**TASK INSTRUCTIONS**.
All entries below must be reproduced without a single change.

Component data from apps and pages:

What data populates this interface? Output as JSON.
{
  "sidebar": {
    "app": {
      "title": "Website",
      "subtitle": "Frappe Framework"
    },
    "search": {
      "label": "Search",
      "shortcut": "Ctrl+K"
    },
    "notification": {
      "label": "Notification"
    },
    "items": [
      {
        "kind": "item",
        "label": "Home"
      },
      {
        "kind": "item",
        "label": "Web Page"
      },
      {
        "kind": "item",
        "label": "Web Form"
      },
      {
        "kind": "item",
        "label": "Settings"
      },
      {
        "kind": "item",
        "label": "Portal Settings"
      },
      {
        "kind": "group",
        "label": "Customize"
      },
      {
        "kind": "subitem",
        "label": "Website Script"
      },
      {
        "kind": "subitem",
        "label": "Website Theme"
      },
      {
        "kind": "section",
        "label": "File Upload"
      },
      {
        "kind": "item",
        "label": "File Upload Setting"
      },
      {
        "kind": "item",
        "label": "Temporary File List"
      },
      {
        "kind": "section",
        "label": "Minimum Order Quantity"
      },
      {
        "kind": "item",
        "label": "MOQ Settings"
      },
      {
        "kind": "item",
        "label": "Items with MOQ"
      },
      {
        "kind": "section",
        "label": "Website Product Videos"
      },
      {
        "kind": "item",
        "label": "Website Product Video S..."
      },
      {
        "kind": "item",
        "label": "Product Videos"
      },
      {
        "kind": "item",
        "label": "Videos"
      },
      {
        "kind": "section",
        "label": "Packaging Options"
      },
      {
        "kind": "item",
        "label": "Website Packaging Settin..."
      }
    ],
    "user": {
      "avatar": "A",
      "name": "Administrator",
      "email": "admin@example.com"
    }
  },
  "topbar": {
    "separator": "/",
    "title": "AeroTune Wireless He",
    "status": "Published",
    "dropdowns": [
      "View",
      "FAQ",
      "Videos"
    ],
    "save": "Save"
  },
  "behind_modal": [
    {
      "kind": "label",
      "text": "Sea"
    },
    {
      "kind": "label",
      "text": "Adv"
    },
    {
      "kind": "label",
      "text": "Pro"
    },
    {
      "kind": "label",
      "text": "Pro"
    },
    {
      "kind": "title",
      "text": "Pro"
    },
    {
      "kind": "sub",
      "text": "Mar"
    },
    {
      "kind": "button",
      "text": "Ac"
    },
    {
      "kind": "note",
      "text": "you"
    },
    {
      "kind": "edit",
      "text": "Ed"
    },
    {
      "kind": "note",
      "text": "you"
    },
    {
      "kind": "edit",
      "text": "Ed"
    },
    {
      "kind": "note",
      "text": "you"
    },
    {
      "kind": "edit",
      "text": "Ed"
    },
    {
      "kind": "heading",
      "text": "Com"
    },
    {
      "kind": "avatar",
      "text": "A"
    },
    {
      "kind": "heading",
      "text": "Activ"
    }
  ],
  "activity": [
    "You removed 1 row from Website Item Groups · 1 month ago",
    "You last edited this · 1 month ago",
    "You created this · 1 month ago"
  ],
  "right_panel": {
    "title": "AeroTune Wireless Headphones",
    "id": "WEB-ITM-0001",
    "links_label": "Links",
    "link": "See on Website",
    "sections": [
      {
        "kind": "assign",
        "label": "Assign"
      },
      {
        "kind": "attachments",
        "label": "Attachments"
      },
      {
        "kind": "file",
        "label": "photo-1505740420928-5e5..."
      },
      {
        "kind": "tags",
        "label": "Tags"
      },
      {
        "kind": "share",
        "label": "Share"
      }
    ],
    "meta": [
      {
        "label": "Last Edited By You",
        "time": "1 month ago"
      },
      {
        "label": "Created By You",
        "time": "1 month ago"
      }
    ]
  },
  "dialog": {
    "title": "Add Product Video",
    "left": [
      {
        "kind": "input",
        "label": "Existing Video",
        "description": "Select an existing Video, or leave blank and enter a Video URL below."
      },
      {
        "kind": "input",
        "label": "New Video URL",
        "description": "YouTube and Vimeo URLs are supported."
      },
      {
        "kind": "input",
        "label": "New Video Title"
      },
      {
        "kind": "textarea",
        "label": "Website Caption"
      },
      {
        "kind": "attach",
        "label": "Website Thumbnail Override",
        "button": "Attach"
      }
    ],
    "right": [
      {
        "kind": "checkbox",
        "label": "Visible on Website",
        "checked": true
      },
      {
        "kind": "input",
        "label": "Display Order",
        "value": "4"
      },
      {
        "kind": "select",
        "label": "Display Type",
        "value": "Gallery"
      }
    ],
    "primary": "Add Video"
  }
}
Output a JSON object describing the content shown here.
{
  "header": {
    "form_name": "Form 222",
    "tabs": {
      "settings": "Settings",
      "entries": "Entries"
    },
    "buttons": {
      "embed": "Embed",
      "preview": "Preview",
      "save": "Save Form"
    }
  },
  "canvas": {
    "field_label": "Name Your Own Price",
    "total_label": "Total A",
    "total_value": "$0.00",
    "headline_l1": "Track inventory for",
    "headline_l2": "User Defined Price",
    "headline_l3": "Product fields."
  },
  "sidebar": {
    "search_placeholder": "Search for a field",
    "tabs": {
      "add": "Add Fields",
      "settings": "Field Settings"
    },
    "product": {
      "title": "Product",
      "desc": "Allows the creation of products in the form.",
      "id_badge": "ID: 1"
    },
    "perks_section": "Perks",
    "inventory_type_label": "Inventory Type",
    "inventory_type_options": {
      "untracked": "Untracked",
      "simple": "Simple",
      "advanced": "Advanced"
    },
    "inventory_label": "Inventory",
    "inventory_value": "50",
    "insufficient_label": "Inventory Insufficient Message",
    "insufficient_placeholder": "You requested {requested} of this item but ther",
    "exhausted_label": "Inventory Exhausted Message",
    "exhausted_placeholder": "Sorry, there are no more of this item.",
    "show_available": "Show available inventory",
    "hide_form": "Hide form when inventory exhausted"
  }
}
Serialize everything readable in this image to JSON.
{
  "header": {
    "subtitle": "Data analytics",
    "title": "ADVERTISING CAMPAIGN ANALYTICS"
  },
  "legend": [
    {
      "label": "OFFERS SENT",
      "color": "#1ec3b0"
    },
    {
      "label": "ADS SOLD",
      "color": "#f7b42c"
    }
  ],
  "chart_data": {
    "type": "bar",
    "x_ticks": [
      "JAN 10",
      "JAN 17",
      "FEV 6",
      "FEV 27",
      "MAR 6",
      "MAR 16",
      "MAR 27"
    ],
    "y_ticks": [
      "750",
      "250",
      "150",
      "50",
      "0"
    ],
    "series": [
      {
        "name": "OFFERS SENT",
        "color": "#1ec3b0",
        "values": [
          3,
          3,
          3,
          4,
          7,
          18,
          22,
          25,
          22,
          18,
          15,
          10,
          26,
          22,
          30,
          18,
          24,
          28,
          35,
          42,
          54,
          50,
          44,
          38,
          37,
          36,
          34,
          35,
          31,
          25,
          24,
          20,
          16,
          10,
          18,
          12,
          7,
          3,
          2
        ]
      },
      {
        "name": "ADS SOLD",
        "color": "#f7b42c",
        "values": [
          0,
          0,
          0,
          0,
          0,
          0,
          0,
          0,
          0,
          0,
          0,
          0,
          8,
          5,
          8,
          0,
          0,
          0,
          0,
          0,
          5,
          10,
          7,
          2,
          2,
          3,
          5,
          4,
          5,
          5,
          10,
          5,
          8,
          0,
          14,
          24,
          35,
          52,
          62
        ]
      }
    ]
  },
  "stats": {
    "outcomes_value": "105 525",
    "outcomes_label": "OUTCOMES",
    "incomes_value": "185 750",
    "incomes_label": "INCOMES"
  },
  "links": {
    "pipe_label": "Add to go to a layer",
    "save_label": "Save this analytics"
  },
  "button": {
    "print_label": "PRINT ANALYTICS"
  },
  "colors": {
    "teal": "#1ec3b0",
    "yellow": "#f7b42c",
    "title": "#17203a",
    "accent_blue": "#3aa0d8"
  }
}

**EXERCISE SOLUTION**.
What data populates this interface? Output as JSON.
{
  "sidebar": {
    "app": {
      "title": "Website",
      "subtitle": "Frappe Framework"
    },
    "search": {
      "label": "Search",
      "shortcut": "Ctrl+K"
    },
    "notification": {
      "label": "Notification"
    },
    "items": [
      {
        "kind": "item",
        "label": "Home"
      },
      {
        "kind": "item",
        "label": "Web Page"
      },
      {
        "kind": "item",
        "label": "Web Form"
      },
      {
        "kind": "item",
        "label": "Settings"
      },
      {
        "kind": "item",
        "label": "Portal Settings"
      },
      {
        "kind": "group",
        "label": "Customize"
      },
      {
        "kind": "subitem",
        "label": "Website Script"
      },
      {
        "kind": "subitem",
        "label": "Website Theme"
      },
      {
        "kind": "section",
        "label": "File Upload"
      },
      {
        "kind": "item",
        "label": "File Upload Setting"
      },
      {
        "kind": "item",
        "label": "Temporary File List"
      },
      {
        "kind": "section",
        "label": "Minimum Order Quantity"
      },
      {
        "kind": "item",
        "label": "MOQ Settings"
      },
      {
        "kind": "item",
        "label": "Items with MOQ"
      },
      {
        "kind": "section",
        "label": "Website Product Videos"
      },
      {
        "kind": "item",
        "label": "Website Product Video S..."
      },
      {
        "kind": "item",
        "label": "Product Videos"
      },
      {
        "kind": "item",
        "label": "Videos"
      },
      {
        "kind": "section",
        "label": "Packaging Options"
      },
      {
        "kind": "item",
        "label": "Website Packaging Settin..."
      }
    ],
    "user": {
      "avatar": "A",
      "name": "Administrator",
      "email": "admin@example.com"
    }
  },
  "topbar": {
    "separator": "/",
    "title": "AeroTune Wireless He",
    "status": "Published",
    "dropdowns": [
      "View",
      "FAQ",
      "Videos"
    ],
    "save": "Save"
  },
  "behind_modal": [
    {
      "kind": "label",
      "text": "Sea"
    },
    {
      "kind": "label",
      "text": "Adv"
    },
    {
      "kind": "label",
      "text": "Pro"
    },
    {
      "kind": "label",
      "text": "Pro"
    },
    {
      "kind": "title",
      "text": "Pro"
    },
    {
      "kind": "sub",
      "text": "Mar"
    },
    {
      "kind": "button",
      "text": "Ac"
    },
    {
      "kind": "note",
      "text": "you"
    },
    {
      "kind": "edit",
      "text": "Ed"
    },
    {
      "kind": "note",
      "text": "you"
    },
    {
      "kind": "edit",
      "text": "Ed"
    },
    {
      "kind": "note",
      "text": "you"
    },
    {
      "kind": "edit",
      "text": "Ed"
    },
    {
      "kind": "heading",
      "text": "Com"
    },
    {
      "kind": "avatar",
      "text": "A"
    },
    {
      "kind": "heading",
      "text": "Activ"
    }
  ],
  "activity": [
    "You removed 1 row from Website Item Groups · 1 month ago",
    "You last edited this · 1 month ago",
    "You created this · 1 month ago"
  ],
  "right_panel": {
    "title": "AeroTune Wireless Headphones",
    "id": "WEB-ITM-0001",
    "links_label": "Links",
    "link": "See on Website",
    "sections": [
      {
        "kind": "assign",
        "label": "Assign"
      },
      {
        "kind": "attachments",
        "label": "Attachments"
      },
      {
        "kind": "file",
        "label": "photo-1505740420928-5e5..."
      },
      {
        "kind": "tags",
        "label": "Tags"
      },
      {
        "kind": "share",
        "label": "Share"
      }
    ],
    "meta": [
      {
        "label": "Last Edited By You",
        "time": "1 month ago"
      },
      {
        "label": "Created By You",
        "time": "1 month ago"
      }
    ]
  },
  "dialog": {
    "title": "Add Product Video",
    "left": [
      {
        "kind": "input",
        "label": "Existing Video",
        "description": "Select an existing Video, or leave blank and enter a Video URL below."
      },
      {
        "kind": "input",
        "label": "New Video URL",
        "description": "YouTube and Vimeo URLs are supported."
      },
      {
        "kind": "input",
        "label": "New Video Title"
      },
      {
        "kind": "textarea",
        "label": "Website Caption"
      },
      {
        "kind": "attach",
        "label": "Website Thumbnail Override",
        "button": "Attach"
      }
    ],
    "right": [
      {
        "kind": "checkbox",
        "label": "Visible on Website",
        "checked": true
      },
      {
        "kind": "input",
        "label": "Display Order",
        "value": "4"
      },
      {
        "kind": "select",
        "label": "Display Type",
        "value": "Gallery"
      }
    ],
    "primary": "Add Video"
  }
}
Output a JSON object describing the content shown here.
{
  "header": {
    "form_name": "Form 222",
    "tabs": {
      "settings": "Settings",
      "entries": "Entries"
    },
    "buttons": {
      "embed": "Embed",
      "preview": "Preview",
      "save": "Save Form"
    }
  },
  "canvas": {
    "field_label": "Name Your Own Price",
    "total_label": "Total A",
    "total_value": "$0.00",
    "headline_l1": "Track inventory for",
    "headline_l2": "User Defined Price",
    "headline_l3": "Product fields."
  },
  "sidebar": {
    "search_placeholder": "Search for a field",
    "tabs": {
      "add": "Add Fields",
      "settings": "Field Settings"
    },
    "product": {
      "title": "Product",
      "desc": "Allows the creation of products in the form.",
      "id_badge": "ID: 1"
    },
    "perks_section": "Perks",
    "inventory_type_label": "Inventory Type",
    "inventory_type_options": {
      "untracked": "Untracked",
      "simple": "Simple",
      "advanced": "Advanced"
    },
    "inventory_label": "Inventory",
    "inventory_value": "50",
    "insufficient_label": "Inventory Insufficient Message",
    "insufficient_placeholder": "You requested {requested} of this item but ther",
    "exhausted_label": "Inventory Exhausted Message",
    "exhausted_placeholder": "Sorry, there are no more of this item.",
    "show_available": "Show available inventory",
    "hide_form": "Hide form when inventory exhausted"
  }
}
Serialize everything readable in this image to JSON.
{
  "header": {
    "subtitle": "Data analytics",
    "title": "ADVERTISING CAMPAIGN ANALYTICS"
  },
  "legend": [
    {
      "label": "OFFERS SENT",
      "color": "#1ec3b0"
    },
    {
      "label": "ADS SOLD",
      "color": "#f7b42c"
    }
  ],
  "chart_data": {
    "type": "bar",
    "x_ticks": [
      "JAN 10",
      "JAN 17",
      "FEV 6",
      "FEV 27",
      "MAR 6",
      "MAR 16",
      "MAR 27"
    ],
    "y_ticks": [
      "750",
      "250",
      "150",
      "50",
      "0"
    ],
    "series": [
      {
        "name": "OFFERS SENT",
        "color": "#1ec3b0",
        "values": [
          3,
          3,
          3,
          4,
          7,
          18,
          22,
          25,
          22,
          18,
          15,
          10,
          26,
          22,
          30,
          18,
          24,
          28,
          35,
          42,
          54,
          50,
          44,
          38,
          37,
          36,
          34,
          35,
          31,
          25,
          24,
          20,
          16,
          10,
          18,
          12,
          7,
          3,
          2
        ]
      },
      {
        "name": "ADS SOLD",
        "color": "#f7b42c",
        "values": [
          0,
          0,
          0,
          0,
          0,
          0,
          0,
          0,
          0,
          0,
          0,
          0,
          8,
          5,
          8,
          0,
          0,
          0,
          0,
          0,
          5,
          10,
          7,
          2,
          2,
          3,
          5,
          4,
          5,
          5,
          10,
          5,
          8,
          0,
          14,
          24,
          35,
          52,
          62
        ]
      }
    ]
  },
  "stats": {
    "outcomes_value": "105 525",
    "outcomes_label": "OUTCOMES",
    "incomes_value": "185 750",
    "incomes_label": "INCOMES"
  },
  "links": {
    "pipe_label": "Add to go to a layer",
    "save_label": "Save this analytics"
  },
  "button": {
    "print_label": "PRINT ANALYTICS"
  },
  "colors": {
    "teal": "#1ec3b0",
    "yellow": "#f7b42c",
    "title": "#17203a",
    "accent_blue": "#3aa0d8"
  }
}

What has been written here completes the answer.